DATA TO EXAMINE —
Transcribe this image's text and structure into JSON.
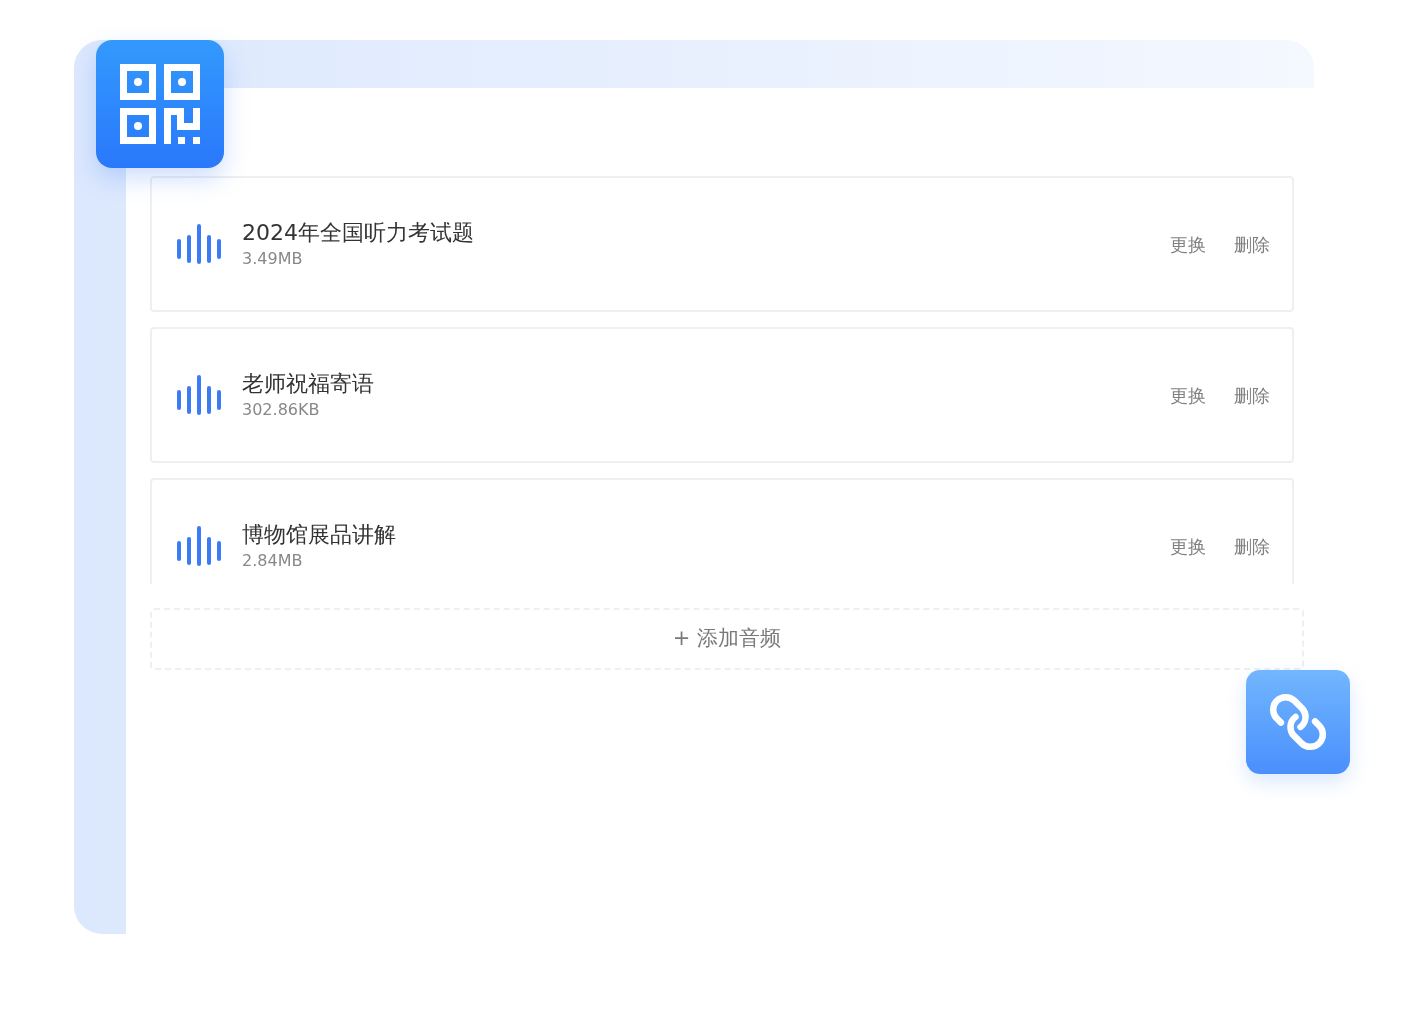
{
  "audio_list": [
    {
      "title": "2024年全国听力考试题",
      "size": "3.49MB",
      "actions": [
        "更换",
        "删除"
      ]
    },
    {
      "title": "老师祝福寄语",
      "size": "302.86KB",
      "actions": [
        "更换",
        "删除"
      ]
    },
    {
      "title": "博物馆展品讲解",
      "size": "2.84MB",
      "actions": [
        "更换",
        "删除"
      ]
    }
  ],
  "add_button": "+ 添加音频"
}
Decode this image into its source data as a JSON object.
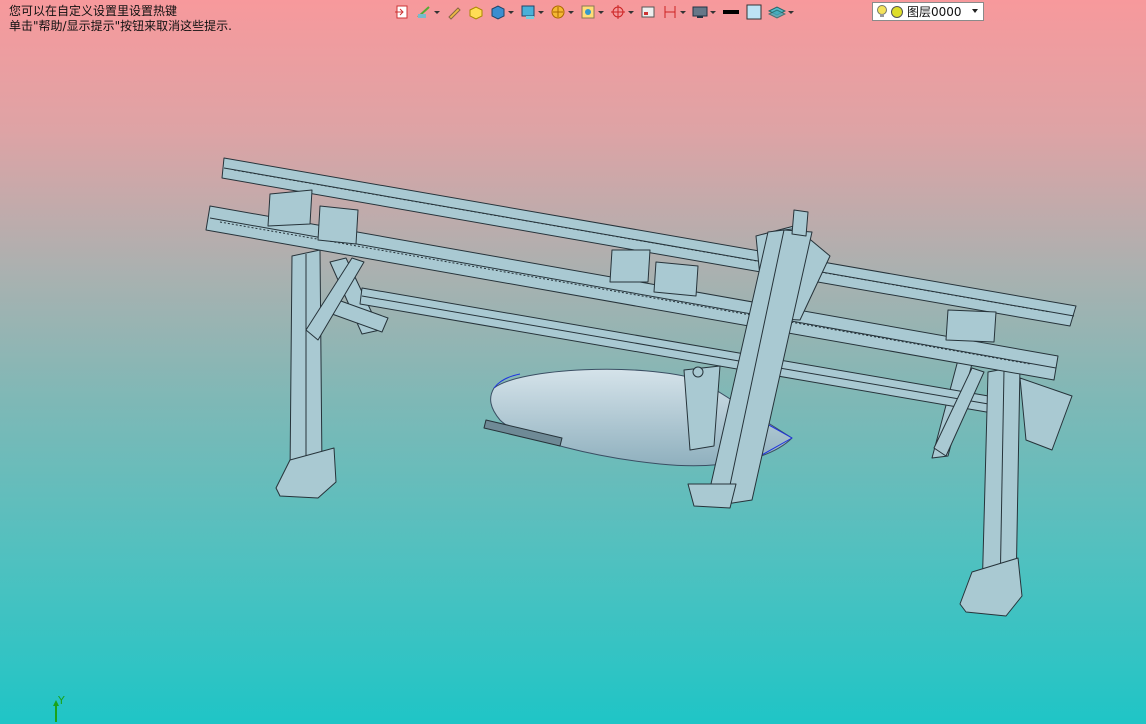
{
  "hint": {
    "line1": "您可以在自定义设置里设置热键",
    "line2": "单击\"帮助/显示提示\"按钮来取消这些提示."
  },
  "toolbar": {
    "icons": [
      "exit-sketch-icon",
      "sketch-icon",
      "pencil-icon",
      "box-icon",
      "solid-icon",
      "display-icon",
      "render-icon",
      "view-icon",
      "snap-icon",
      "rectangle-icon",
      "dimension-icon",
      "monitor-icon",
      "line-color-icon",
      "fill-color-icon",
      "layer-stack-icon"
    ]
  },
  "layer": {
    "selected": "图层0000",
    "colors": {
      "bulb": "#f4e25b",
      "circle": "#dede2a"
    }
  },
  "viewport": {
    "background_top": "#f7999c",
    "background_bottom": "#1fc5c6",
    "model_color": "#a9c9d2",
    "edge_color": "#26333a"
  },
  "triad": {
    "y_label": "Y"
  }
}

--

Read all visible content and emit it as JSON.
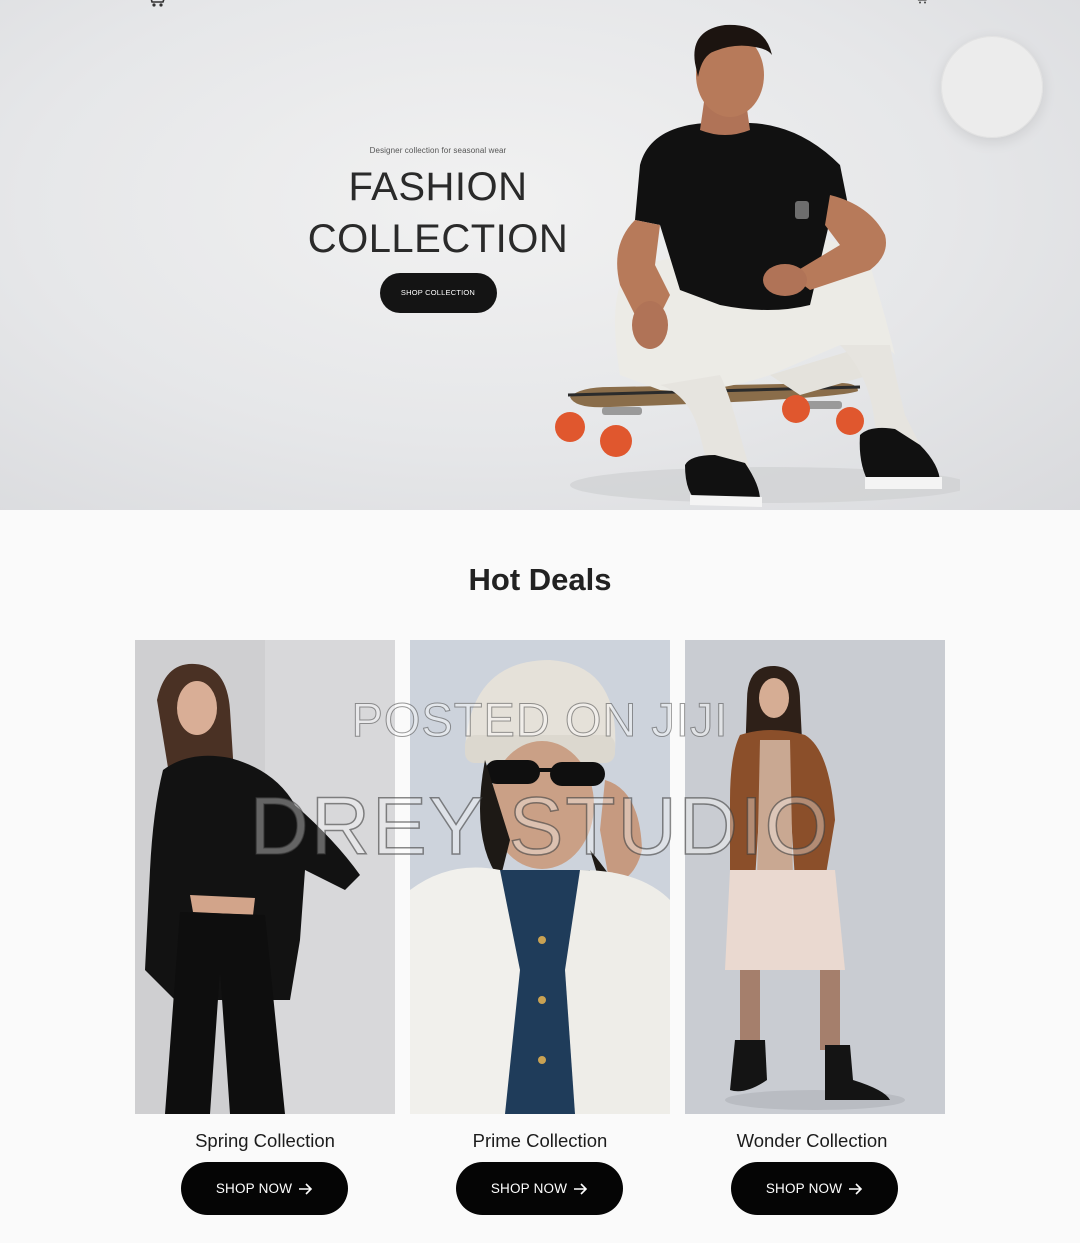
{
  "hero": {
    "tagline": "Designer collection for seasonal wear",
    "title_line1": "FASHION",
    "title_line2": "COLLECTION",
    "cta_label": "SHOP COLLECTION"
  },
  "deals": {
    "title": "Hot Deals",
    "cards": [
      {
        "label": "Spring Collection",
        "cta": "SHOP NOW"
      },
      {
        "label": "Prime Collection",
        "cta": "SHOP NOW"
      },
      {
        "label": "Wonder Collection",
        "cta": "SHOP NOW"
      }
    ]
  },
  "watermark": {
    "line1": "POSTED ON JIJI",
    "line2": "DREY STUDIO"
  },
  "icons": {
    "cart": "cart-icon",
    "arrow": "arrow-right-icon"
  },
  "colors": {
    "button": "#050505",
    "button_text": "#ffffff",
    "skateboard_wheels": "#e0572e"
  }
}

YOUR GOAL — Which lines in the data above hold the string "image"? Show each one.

SOLUTION FOR THIS EXERCISE —
Transcribe this image's text and structure into JSON.
Decode this image into its source data as a JSON object.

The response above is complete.